Evidence Based Training, also known as EBT, is set to be the biggest disruptor to aviation training in over 50 years.
Although the introduction of EBT will revolutionise the way in which commercial airlines train their pilots, many who have already adopted an Alternative Training and Qualification Programme, more commonly known as ATQP, are asking a very good question: what are the differences between ATQP and EBT?
What is ATQP?
ATQP was introduced as a different way for airlines to conduct their recurrent training and testing of pilots. Whilst there was still a requirement for companies to revalidate licence proficiency, ATQP allowed these checks to follow a far less rigid methodology of assessment compared to the monotonous ‘box-ticking’ required by traditional training programmes. Under ATQP, operators can create tailored training sessions and conduct competency assessments using more realistic scenarios, with a particular emphasis and focus on training.
The ATQP methodology allows operators to implement different training programmes for different fleets and operational needs. Some mandatory tests are still required, but ATQP allows for additional training time to be made available by reducing the frequency of line checks and statutory tests. Through focusing on the specific needs of fleets and groups of pilots, this method of targeted training has been proven to improve standards and knowledge whilst also driving down training costs.
This all sounds great, so how does EBT differ?
The EFOS EBT Solution
Evidence Based Training
Current training methods are mainly based on outdated air accident data from early generation jets, the likes of which were substantially less reliable and more difficult to operate than today’s modern equivalents, and the traditional method of repeating these set tasks has remained largely unchanged for several decades. EBT was born out of an industry-wide consensus that pilot training needed a strategic review and dramatic overhaul.
EBT has been designed to shift away from rigid training methods, instead equipping pilots with a finite range of skills and core competencies to better prepare them for dealing with ‘black swan’ events. EBT not only introduces a new programme of training items but also addresses how this training should be managed and delivered.
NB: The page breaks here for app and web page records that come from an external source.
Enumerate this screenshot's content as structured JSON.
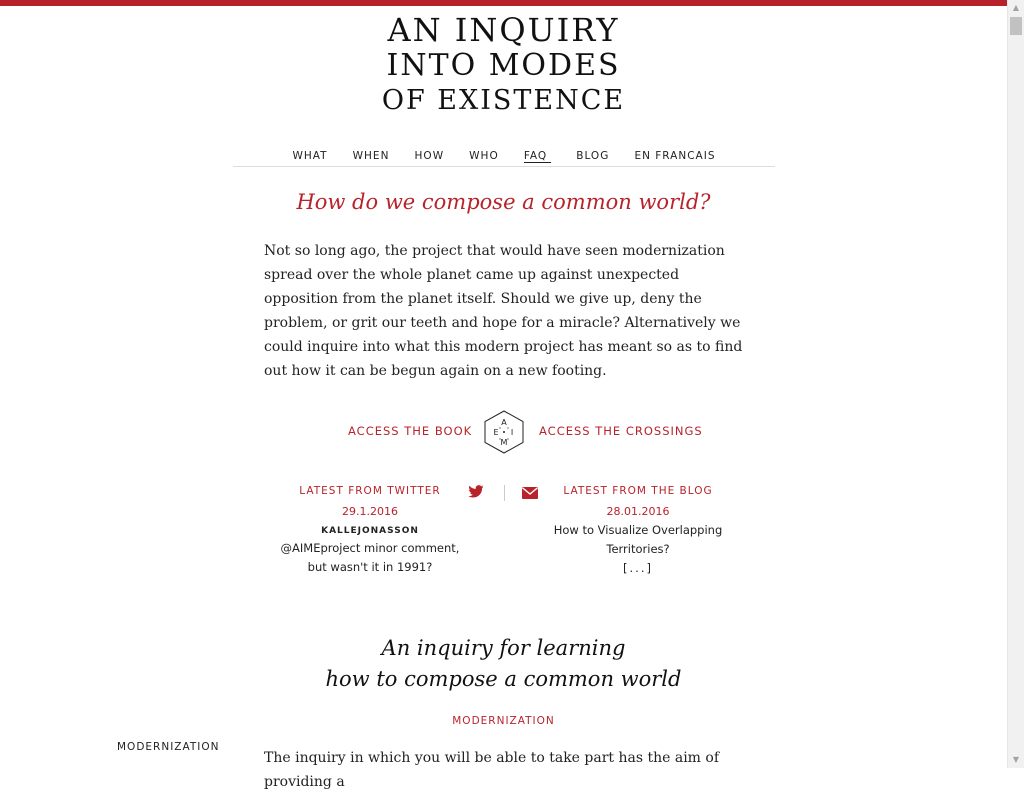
{
  "site": {
    "title_line1": "AN INQUIRY",
    "title_line2": "INTO MODES",
    "title_line3": "OF EXISTENCE",
    "accent_color": "#b8232b"
  },
  "nav": {
    "items": [
      "WHAT",
      "WHEN",
      "HOW",
      "WHO",
      "FAQ",
      "BLOG",
      "EN FRANCAIS"
    ]
  },
  "main": {
    "headline": "How do we compose a common world?",
    "intro": "Not so long ago, the project that would have seen modernization spread over the whole planet came up against unexpected opposition from the planet itself. Should we give up, deny the problem, or grit our teeth and hope for a miracle? Alternatively we could inquire into what this modern project has meant so as to find out how it can be begun again on a new footing.",
    "access_book": "ACCESS THE BOOK",
    "access_crossings": "ACCESS THE CROSSINGS",
    "logo_letters": [
      "A",
      "E",
      "I",
      "M"
    ]
  },
  "twitter": {
    "title": "LATEST FROM TWITTER",
    "date": "29.1.2016",
    "author": "KALLEJONASSON",
    "text_line1": "@AIMEproject minor comment,",
    "text_line2": "but wasn't it in 1991?",
    "icon": "twitter-icon"
  },
  "blog": {
    "title": "LATEST FROM THE BLOG",
    "date": "28.01.2016",
    "text_line1": "How to Visualize Overlapping",
    "text_line2": "Territories?",
    "more": "[...]",
    "icon": "mail-icon"
  },
  "section": {
    "heading_line1": "An inquiry for learning",
    "heading_line2": "how to compose a common world",
    "label": "MODERNIZATION",
    "side_label": "MODERNIZATION",
    "body_start": "The inquiry in which you will be able to take part has the aim of providing a"
  }
}
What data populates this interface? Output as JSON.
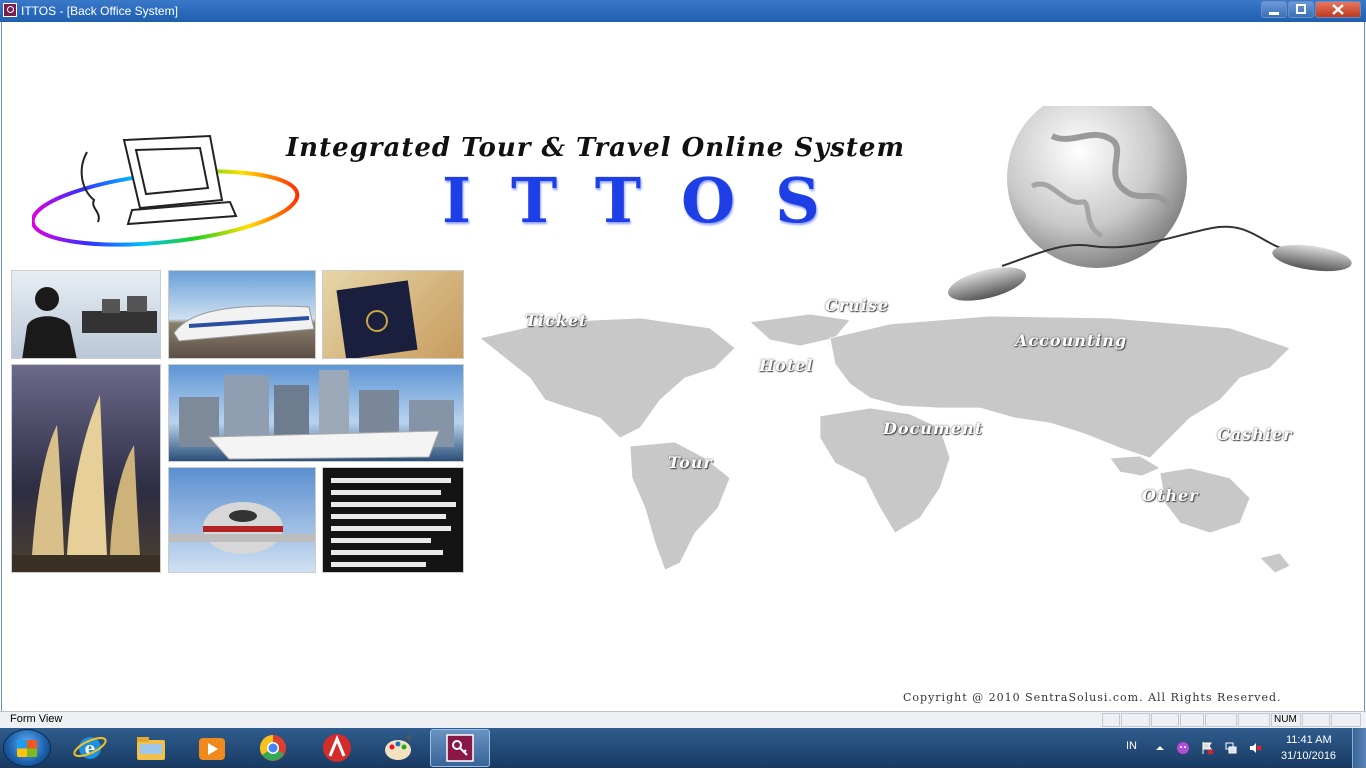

Ok, so EBT sounds great too, but isn’t it the same as ATQP?
ATQP vs EBT
It is certainly true that both provide a tailored training programme relevant to the operator’s needs and move away from the traditional ‘one size fits all’ approach of legacy programmes. Likewise, each methodology reduces the amount of checking and increases the amount of training that can be achieved in the available time allocated for recurrent training. Both also require data from the operators Flight Safety and Quality systems, and from training reports, to identify both what training is required and if the provided training is effective, with consistent and reliable methods of assessment required to ensure accurate analysis of pilot performance can be undertaken. However, there are some fundamental differences between the two.
Under ATQP the training programme is skill based, comprised of a set of training tasks which have been identified by analysis to be those which the pilot needs to be able to perform to a defined level of proficiency. The EBT programme is competency based, and although a similar set of scenarios may well be used during the training, rather than being the reason for the training themselves they are used to practice and develop competencies. In effect the question being posed under ATQP is ‘was’ the standard achieved for the defined scenario, whereas under EBT the question is ‘how’ was the standard achieved.
The ATQP programme allows an operator to create a programme which is specific to its pilots needs and more relevant to its aircraft, and type and area of operation. Again, this may sound similar to EBT, but ATQP is limited to the specific technical skills, knowledge and behaviours that the operator has determined are relevant to their own operation. And as we know, history shows us it is the unexpected events that cause the problems.
The EBT approach is to train pilots with key competencies so they are better equipped to handle all events they may have to deal with, both expected and unexpected. Training under EBT is based on the individual and can be tailored to a pilot’s specific needs rather than the more generic operator or fleet approach that is used in ATQP.
Evidence Based Training is certainly set to be the biggest disruptor that aviation training has ever seen. To find out more about implementing EBT within your airline, be sure to check out our article “An Introduction to EBT”.